When a man goes bankrupt it happens in two ways: first gradually, then suddenly.
Those who look to financial markets for meaningful information about the future must accept the risk that the market may be wrong. The problem for those who place their faith in its predictive powers is that — like the bankrupt described by Ernest Hemingway — when investors discover they are wrong they too realise it in two ways; first gradually, then in a sudden panic.
One of the reasons markets, in moments of extreme stress, are prone to reset their expectations for the future violently, rather than in a smooth and orderly manner, is because the signals different asset prices send are self-reinforcing. When one type of market appears to offer a rosy prognosis this can be taken as a cause for optimism in an entirely different market.
When that market then also begins to rise it may, in turn, provide justification for the other market to be bid up further by investors, a process George Soros called “reflexivity”. If one of these signals turns out to be wrong then investors in both markets have to make swift and brutal adjustments.
Since the 2008 financial crisis one of the most closely watched forward-looking measures for market stress and riskiness has been the VIX index, which has been given by some the title of “Wall Street’s fear gauge”. The VIX is the name given to the Chicago Board Options Exchange’s volatility index, which takes as an input the implied volatility of options being priced on the S&P 500 to provide a market-based signal for the expected volatility of large US stocks over the coming 30 days.
The VIX tends to jump when the US stock market is falling and to subside when shares are rising. As such the VIX has assumed an increasingly important role as an indicator of how risky the world appears at any given moment, providing guidance for human investors when it spikes, as well as computer-driven algorithms which are said to use it as a statistical input for their trading models.
The risk for any human or computer using the VIX as a gauge of how risky or safe the market may be is that there are reasons to believe it has become an increasingly scrambled signal over the past five years. Investors are using the movement of the VIX to guide them when, in fact, it may be being driven by dynamics that are completely unrelated to the outside world.

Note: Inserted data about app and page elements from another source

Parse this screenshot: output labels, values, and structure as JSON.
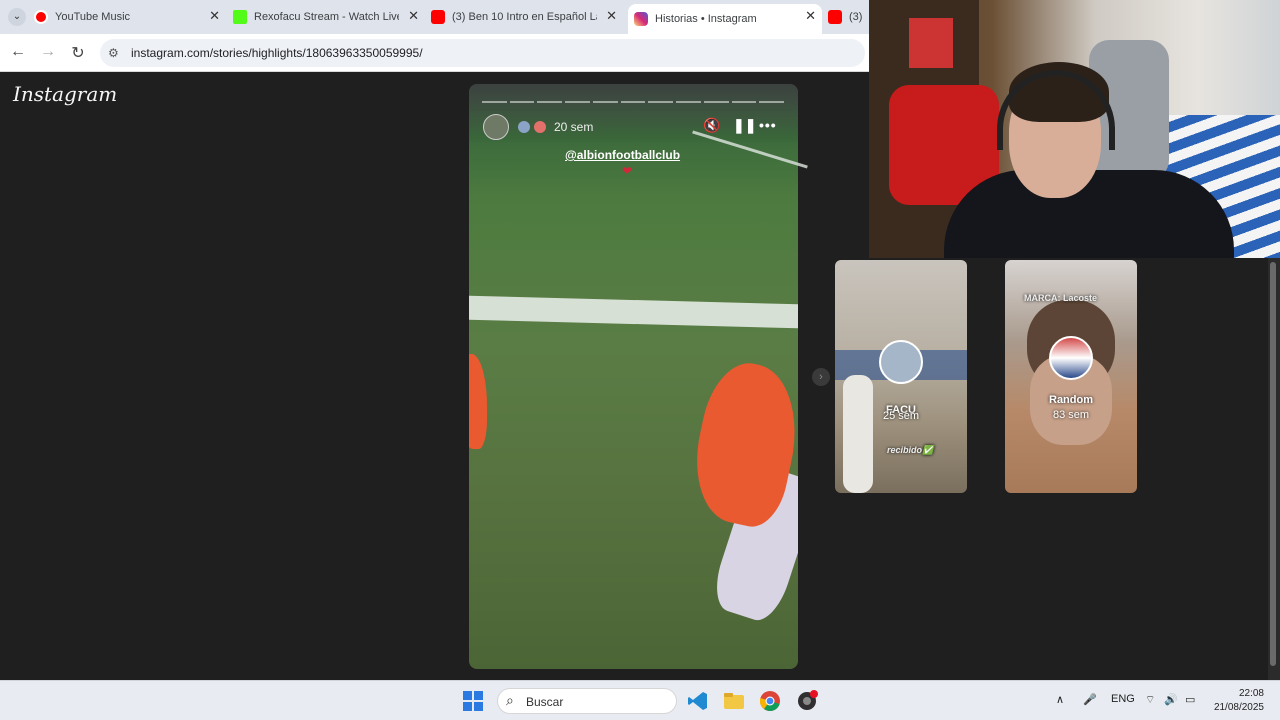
{
  "browser": {
    "tabs": [
      {
        "title": "YouTube Music",
        "color": "#ff0000"
      },
      {
        "title": "Rexofacu Stream - Watch Live o",
        "color": "#53fc18"
      },
      {
        "title": "(3) Ben 10 Intro en Español Lat",
        "color": "#ff0000"
      },
      {
        "title": "Historias • Instagram",
        "color": "#d62976",
        "active": true
      },
      {
        "title": "(3)",
        "color": "#ff0000"
      }
    ],
    "url": "instagram.com/stories/highlights/18063963350059995/"
  },
  "instagram": {
    "logo": "Instagram",
    "story": {
      "time": "20 sem",
      "mention": "@albionfootballclub",
      "heart": "❤",
      "progress_segments": 11
    },
    "highlights": [
      {
        "title": "FACU",
        "time": "25 sem",
        "caption": "recibido✅"
      },
      {
        "title": "Random",
        "time": "83 sem",
        "caption": "MARCA: Lacoste"
      }
    ]
  },
  "taskbar": {
    "search_label": "Buscar",
    "language": "ENG",
    "time": "22:08",
    "date": "21/08/2025"
  }
}
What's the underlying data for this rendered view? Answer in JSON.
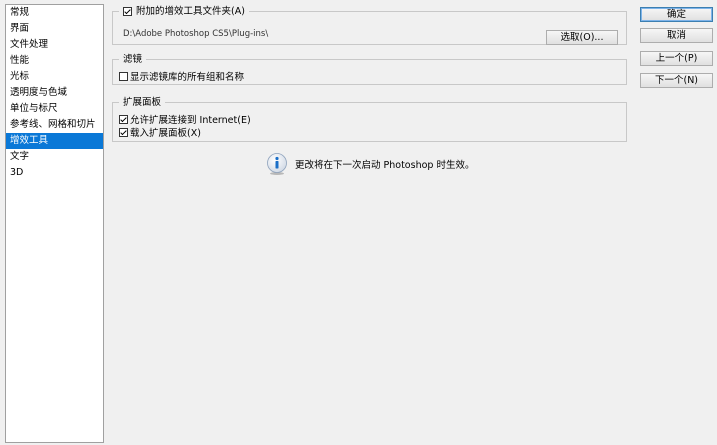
{
  "sidebar": {
    "items": [
      {
        "label": "常规",
        "selected": false
      },
      {
        "label": "界面",
        "selected": false
      },
      {
        "label": "文件处理",
        "selected": false
      },
      {
        "label": "性能",
        "selected": false
      },
      {
        "label": "光标",
        "selected": false
      },
      {
        "label": "透明度与色域",
        "selected": false
      },
      {
        "label": "单位与标尺",
        "selected": false
      },
      {
        "label": "参考线、网格和切片",
        "selected": false
      },
      {
        "label": "增效工具",
        "selected": true
      },
      {
        "label": "文字",
        "selected": false
      },
      {
        "label": "3D",
        "selected": false
      }
    ]
  },
  "plugins_folder": {
    "label": "附加的增效工具文件夹(A)",
    "checked": true,
    "path": "D:\\Adobe Photoshop CS5\\Plug-ins\\",
    "choose_label": "选取(O)..."
  },
  "filters": {
    "title": "滤镜",
    "show_all_label": "显示滤镜库的所有组和名称",
    "show_all_checked": false
  },
  "extension_panels": {
    "title": "扩展面板",
    "allow_internet_label": "允许扩展连接到 Internet(E)",
    "allow_internet_checked": true,
    "load_panels_label": "载入扩展面板(X)",
    "load_panels_checked": true
  },
  "info": {
    "icon": "info-icon",
    "message": "更改将在下一次启动 Photoshop 时生效。"
  },
  "buttons": {
    "ok": "确定",
    "cancel": "取消",
    "prev": "上一个(P)",
    "next": "下一个(N)"
  },
  "colors": {
    "selection": "#0a78d7",
    "info_blue": "#1a6fc8"
  }
}
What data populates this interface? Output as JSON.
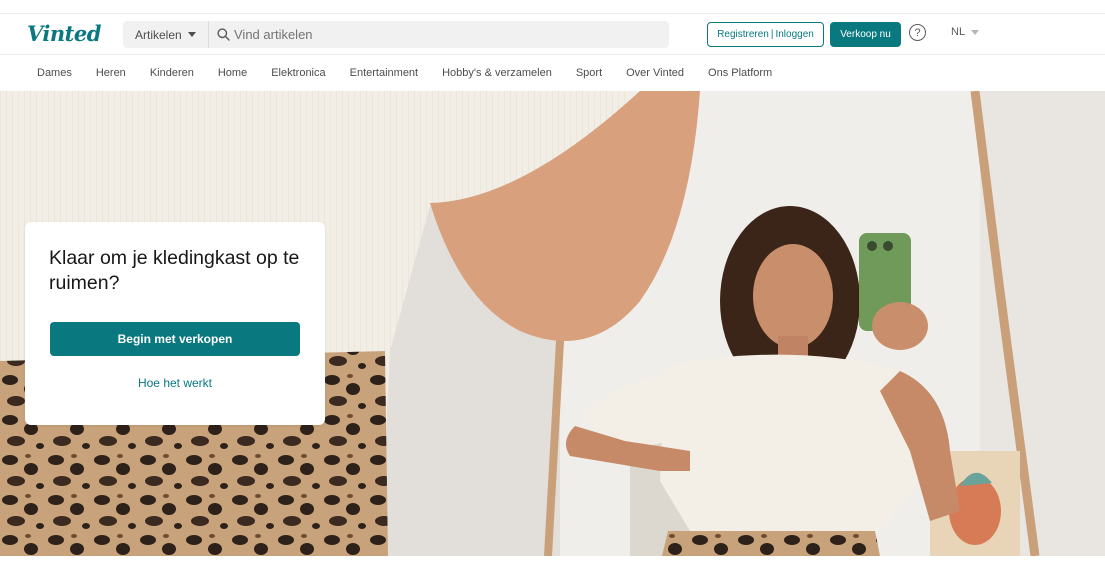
{
  "header": {
    "logo": "Vinted",
    "search": {
      "category": "Artikelen",
      "placeholder": "Vind artikelen"
    },
    "auth": {
      "register": "Registreren",
      "separator": "|",
      "login": "Inloggen"
    },
    "sell_button": "Verkoop nu",
    "help_glyph": "?",
    "language": "NL"
  },
  "categories": [
    "Dames",
    "Heren",
    "Kinderen",
    "Home",
    "Elektronica",
    "Entertainment",
    "Hobby's & verzamelen",
    "Sport",
    "Over Vinted",
    "Ons Platform"
  ],
  "hero": {
    "title": "Klaar om je kledingkast op te ruimen?",
    "primary_cta": "Begin met verkopen",
    "secondary_cta": "Hoe het werkt"
  },
  "colors": {
    "brand": "#09787f",
    "text": "#171717",
    "muted": "#4d4d4d"
  },
  "icons": [
    "search-icon",
    "chevron-down-icon",
    "help-icon"
  ]
}
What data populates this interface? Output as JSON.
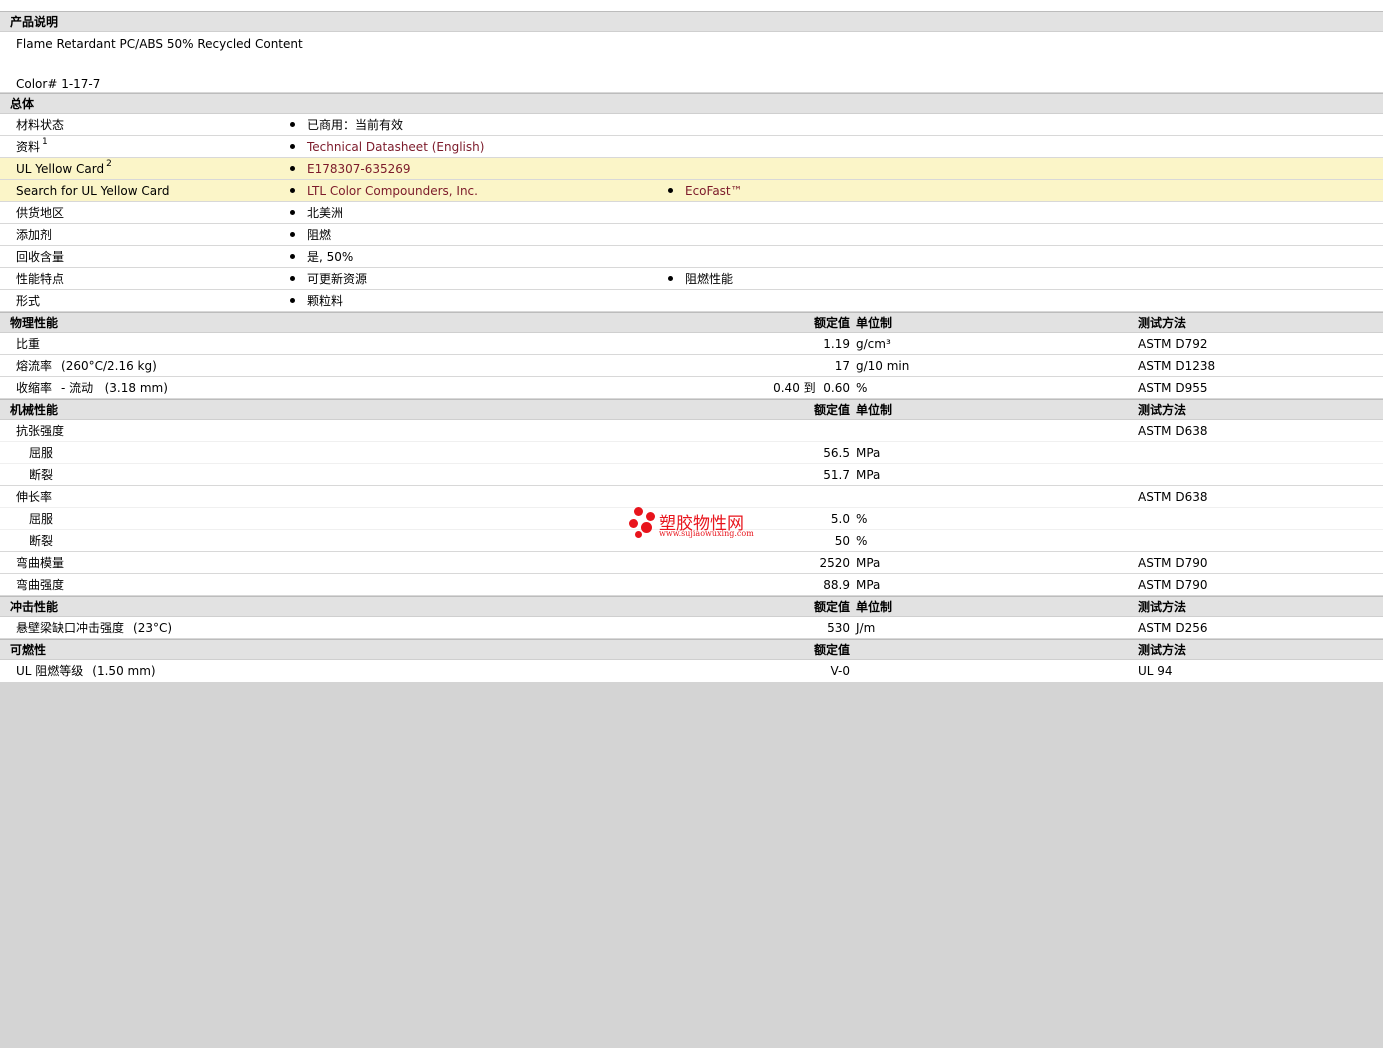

Russell Clark of Horseman Capital has observed how since the CBOE launched standalone tradable VIX futures contracts in 2004, the open interest of these contracts, which roughly equates with trading volumes, has seen a huge jump since 2010. Until 2009 there was no way non-professional investors could trade VIX futures, Mr Clark notes, meaning volumes were relatively low and the VIX tended to move in line with the net position of large institutional money managers.
That changed in 2009 with the launch of the first VIX-linked exchange traded fund (ETF) products, which for the first time made investing in the VIX accessible for retail investors seeking to hedge themselves by using the index. Coinciding with the launch of these products, open interest in VIX futures increased from less than 100,000 contracts in 2009 to more than 400,000 by 2014.
These not only allow retail investors to speculate on the VIX going up, indicating a rise in expected volatility in US stocks, but also on the VIX falling, with some of them being leveraged to provide their users with even greater bang for their buck. These VIX funds are also heavily traded by high frequency firms, with the value of shares in the three largest on some days in 2015 approaching nearly a tenth of the value of all shares traded on the New York Stock Exchange.
As a function of their design these products must constantly roll over their positions in VIX futures before they expire, yet the futures they trade in tend to only be liquid enough to buy in and out of easily for the first two months of their lives. When investors purchase shares in these exchange traded products, it causes them to become forced buyers or sellers of the VIX futures depending on whether the particular product is designed to be long or short the VIX.
As such, according to Mr Clark, when the three largest VIX exchange traded products are rebalancing they tend to push up the price of certain contracts and push down the value of others. “The structural tendency for the VIX ETFs to sell short-dated VIX futures and the huge volume being traded in these ETFs mean that when they are net long they tend to depress the actual VIX Index that it is meant to mimic,” he argues. In short, it is possible that the tail has begun to wag the dog.
This should cause concern for anyone currently using the VIX index as an independent variable to inform their decisions. Stock market investors who have been finding solace in apparently subdued volatility may one day be in for a violent awakening.